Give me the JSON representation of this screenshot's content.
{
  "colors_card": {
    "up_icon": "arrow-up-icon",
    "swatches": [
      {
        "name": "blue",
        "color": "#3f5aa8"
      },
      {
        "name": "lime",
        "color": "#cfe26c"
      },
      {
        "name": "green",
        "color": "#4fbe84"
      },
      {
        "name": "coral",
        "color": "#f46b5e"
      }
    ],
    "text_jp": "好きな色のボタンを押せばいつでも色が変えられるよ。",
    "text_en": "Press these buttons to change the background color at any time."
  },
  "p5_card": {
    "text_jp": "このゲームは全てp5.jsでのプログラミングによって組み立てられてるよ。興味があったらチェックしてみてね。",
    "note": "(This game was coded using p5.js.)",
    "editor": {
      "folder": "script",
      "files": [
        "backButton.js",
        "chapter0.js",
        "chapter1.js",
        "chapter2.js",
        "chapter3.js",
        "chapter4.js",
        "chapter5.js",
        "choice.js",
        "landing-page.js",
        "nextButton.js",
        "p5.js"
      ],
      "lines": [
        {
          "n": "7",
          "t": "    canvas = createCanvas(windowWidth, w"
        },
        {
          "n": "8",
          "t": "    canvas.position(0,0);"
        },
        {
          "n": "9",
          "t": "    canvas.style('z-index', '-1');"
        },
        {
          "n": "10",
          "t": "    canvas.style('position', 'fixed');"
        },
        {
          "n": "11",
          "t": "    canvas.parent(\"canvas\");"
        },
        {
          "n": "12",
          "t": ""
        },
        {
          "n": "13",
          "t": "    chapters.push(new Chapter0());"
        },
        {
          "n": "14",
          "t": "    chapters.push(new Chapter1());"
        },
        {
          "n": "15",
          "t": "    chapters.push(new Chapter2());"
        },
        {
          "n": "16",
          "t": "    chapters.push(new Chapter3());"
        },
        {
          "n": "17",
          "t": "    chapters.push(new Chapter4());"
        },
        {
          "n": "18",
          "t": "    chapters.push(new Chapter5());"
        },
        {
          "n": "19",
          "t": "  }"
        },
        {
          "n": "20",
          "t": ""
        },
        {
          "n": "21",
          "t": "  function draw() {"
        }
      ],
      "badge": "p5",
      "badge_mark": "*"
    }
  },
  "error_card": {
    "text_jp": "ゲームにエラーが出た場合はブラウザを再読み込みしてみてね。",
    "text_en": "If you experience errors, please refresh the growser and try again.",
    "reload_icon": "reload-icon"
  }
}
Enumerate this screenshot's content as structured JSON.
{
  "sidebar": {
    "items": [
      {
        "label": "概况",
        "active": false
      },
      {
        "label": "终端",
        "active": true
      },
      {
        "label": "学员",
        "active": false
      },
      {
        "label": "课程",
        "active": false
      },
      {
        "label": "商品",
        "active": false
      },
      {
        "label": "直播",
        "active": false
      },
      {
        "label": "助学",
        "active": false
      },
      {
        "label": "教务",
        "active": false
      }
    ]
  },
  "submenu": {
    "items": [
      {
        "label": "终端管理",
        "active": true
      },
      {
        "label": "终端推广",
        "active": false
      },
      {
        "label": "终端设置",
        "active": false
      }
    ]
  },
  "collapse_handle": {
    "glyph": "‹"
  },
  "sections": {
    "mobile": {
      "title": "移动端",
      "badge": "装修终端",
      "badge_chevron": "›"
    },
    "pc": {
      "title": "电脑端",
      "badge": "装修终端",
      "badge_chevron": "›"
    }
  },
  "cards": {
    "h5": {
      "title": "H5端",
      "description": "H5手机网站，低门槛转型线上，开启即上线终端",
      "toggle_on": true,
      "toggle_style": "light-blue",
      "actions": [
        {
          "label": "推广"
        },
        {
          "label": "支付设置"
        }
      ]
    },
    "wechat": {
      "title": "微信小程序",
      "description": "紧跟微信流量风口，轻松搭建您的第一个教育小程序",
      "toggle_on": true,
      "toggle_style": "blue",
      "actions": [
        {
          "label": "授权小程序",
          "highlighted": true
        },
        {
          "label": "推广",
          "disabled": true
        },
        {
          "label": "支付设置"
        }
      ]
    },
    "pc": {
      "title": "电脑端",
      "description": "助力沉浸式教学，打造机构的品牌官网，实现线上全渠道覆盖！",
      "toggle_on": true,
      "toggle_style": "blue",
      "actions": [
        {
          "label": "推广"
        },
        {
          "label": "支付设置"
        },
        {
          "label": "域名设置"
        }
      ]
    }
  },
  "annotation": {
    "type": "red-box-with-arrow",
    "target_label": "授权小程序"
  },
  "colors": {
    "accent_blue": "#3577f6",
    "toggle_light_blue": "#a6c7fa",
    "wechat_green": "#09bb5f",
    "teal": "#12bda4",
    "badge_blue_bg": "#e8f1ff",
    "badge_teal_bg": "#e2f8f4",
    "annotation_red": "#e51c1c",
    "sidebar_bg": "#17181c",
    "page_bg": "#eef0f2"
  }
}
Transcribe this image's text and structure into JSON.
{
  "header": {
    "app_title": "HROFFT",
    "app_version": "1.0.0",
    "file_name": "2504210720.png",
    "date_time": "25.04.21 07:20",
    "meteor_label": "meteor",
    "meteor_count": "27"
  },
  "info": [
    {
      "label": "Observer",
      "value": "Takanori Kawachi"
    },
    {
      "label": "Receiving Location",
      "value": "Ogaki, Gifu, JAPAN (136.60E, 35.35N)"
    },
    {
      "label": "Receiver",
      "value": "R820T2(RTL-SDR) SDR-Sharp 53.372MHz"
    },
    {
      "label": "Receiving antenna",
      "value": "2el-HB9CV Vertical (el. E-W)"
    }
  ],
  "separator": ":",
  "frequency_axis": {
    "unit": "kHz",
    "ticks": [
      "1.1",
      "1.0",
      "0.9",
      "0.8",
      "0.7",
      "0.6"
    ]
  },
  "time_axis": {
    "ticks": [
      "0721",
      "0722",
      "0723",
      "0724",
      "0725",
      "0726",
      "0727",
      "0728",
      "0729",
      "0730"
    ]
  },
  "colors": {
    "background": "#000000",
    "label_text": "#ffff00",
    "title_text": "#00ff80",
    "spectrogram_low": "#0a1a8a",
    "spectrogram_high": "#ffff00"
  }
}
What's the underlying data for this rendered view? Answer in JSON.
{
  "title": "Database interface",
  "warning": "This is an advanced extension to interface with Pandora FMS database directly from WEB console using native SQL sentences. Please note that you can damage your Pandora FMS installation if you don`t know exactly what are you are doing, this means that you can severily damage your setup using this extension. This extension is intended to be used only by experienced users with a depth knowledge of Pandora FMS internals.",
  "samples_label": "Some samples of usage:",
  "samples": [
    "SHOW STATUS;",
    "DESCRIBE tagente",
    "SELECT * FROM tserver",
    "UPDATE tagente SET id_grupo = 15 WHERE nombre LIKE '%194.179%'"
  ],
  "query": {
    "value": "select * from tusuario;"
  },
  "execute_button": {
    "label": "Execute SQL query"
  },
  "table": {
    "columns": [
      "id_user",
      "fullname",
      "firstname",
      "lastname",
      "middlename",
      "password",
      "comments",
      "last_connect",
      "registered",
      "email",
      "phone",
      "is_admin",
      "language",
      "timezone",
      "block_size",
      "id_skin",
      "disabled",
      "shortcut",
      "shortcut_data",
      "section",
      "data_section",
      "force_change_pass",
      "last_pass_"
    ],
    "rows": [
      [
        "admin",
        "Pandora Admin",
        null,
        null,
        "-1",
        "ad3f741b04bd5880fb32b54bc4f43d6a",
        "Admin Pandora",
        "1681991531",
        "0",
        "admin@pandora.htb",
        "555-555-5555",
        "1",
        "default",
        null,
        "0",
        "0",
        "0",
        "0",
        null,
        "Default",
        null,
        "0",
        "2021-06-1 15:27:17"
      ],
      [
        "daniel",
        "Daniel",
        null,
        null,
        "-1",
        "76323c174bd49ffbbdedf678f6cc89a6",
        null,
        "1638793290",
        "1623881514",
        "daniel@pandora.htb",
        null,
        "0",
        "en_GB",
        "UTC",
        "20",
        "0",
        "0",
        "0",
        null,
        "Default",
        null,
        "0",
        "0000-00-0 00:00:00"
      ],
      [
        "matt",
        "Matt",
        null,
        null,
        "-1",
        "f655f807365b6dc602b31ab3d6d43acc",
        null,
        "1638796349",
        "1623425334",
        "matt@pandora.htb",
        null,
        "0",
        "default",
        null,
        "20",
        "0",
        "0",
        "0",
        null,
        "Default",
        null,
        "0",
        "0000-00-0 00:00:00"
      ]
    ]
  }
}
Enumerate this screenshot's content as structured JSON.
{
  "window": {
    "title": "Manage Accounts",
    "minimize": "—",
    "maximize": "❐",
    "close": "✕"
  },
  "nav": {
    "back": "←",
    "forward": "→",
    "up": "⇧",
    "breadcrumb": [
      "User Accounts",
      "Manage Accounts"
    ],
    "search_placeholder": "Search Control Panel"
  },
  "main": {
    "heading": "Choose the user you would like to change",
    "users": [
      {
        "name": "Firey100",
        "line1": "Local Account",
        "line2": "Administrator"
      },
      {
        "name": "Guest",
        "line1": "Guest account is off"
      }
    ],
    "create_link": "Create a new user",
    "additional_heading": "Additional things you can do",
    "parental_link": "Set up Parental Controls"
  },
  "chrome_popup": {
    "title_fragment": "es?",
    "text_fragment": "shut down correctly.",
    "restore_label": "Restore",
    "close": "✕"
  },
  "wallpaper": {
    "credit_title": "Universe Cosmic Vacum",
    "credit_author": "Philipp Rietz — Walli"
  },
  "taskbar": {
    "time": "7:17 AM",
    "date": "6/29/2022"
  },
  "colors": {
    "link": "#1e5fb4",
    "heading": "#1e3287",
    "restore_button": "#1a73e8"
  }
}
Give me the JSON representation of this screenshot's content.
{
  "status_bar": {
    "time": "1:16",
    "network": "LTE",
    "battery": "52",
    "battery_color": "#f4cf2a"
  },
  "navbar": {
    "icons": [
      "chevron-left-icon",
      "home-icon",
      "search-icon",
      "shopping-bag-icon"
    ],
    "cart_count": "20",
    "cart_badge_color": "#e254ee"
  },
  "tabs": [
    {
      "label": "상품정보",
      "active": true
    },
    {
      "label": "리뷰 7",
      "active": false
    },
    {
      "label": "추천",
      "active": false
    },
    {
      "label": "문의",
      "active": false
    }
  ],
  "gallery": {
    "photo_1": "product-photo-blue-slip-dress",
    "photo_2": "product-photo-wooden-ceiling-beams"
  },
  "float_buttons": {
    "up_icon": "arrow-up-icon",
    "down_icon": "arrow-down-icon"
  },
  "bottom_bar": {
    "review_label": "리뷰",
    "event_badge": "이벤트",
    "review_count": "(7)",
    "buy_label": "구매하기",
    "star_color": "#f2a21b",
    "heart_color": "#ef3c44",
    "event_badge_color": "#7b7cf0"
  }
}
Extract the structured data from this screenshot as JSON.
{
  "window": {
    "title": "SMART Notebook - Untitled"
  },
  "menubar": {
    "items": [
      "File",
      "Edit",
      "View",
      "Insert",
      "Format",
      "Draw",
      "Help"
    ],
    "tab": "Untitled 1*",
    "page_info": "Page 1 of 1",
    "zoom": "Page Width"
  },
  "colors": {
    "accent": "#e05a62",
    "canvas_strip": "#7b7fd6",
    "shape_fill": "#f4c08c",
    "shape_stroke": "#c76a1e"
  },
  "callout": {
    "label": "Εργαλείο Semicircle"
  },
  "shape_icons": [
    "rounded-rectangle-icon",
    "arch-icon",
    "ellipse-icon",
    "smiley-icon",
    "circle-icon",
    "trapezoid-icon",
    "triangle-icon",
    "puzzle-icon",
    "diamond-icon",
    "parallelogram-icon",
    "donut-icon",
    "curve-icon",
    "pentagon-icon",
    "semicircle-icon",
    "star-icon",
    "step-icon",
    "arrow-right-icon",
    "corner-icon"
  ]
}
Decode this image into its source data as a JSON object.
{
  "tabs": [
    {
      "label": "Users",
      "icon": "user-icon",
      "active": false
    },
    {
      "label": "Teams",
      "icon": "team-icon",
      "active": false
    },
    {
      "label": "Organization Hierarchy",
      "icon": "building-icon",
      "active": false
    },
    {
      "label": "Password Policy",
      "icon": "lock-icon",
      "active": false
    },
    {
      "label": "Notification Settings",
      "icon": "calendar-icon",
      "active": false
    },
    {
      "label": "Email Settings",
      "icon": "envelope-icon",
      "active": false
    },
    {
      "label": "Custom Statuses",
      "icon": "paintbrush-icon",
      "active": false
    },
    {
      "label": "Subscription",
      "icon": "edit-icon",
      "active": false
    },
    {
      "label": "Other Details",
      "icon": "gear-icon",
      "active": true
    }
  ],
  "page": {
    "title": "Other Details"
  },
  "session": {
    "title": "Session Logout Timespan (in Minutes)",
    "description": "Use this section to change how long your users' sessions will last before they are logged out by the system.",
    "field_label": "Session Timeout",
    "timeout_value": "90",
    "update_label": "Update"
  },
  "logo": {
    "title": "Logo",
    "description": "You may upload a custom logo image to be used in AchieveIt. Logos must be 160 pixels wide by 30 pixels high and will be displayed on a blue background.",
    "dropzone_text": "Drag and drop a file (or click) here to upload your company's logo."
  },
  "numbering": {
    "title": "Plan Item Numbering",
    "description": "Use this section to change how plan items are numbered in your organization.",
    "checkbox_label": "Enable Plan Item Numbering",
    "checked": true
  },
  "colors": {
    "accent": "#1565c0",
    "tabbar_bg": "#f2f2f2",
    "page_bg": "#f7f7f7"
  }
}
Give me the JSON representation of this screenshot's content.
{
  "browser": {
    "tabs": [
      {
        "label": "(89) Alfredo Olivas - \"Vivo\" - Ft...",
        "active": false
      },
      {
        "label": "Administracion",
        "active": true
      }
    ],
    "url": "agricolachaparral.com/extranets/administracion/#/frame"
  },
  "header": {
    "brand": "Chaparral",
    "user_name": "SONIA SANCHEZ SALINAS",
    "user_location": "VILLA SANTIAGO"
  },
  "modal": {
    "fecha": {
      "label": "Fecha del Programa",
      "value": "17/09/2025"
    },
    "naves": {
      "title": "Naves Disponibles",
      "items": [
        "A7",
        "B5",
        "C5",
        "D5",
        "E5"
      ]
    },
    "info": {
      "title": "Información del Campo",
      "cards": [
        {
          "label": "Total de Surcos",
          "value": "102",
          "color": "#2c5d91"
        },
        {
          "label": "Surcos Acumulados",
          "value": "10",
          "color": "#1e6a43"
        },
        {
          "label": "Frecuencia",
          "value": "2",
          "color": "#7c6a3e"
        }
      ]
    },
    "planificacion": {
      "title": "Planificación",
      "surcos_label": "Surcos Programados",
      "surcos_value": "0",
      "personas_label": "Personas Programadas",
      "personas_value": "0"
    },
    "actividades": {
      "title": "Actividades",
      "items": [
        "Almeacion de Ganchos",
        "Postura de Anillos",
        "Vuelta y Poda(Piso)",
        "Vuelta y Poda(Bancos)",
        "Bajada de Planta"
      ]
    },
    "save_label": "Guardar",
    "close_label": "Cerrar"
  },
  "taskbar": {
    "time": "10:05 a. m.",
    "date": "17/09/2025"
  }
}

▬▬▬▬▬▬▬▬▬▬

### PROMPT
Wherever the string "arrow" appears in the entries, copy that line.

### SOLUTION
    "up_icon": "arrow-up-icon",
    "type": "red-box-with-arrow",
    "up_icon": "arrow-up-icon",
    "down_icon": "arrow-down-icon"
    "arrow-right-icon",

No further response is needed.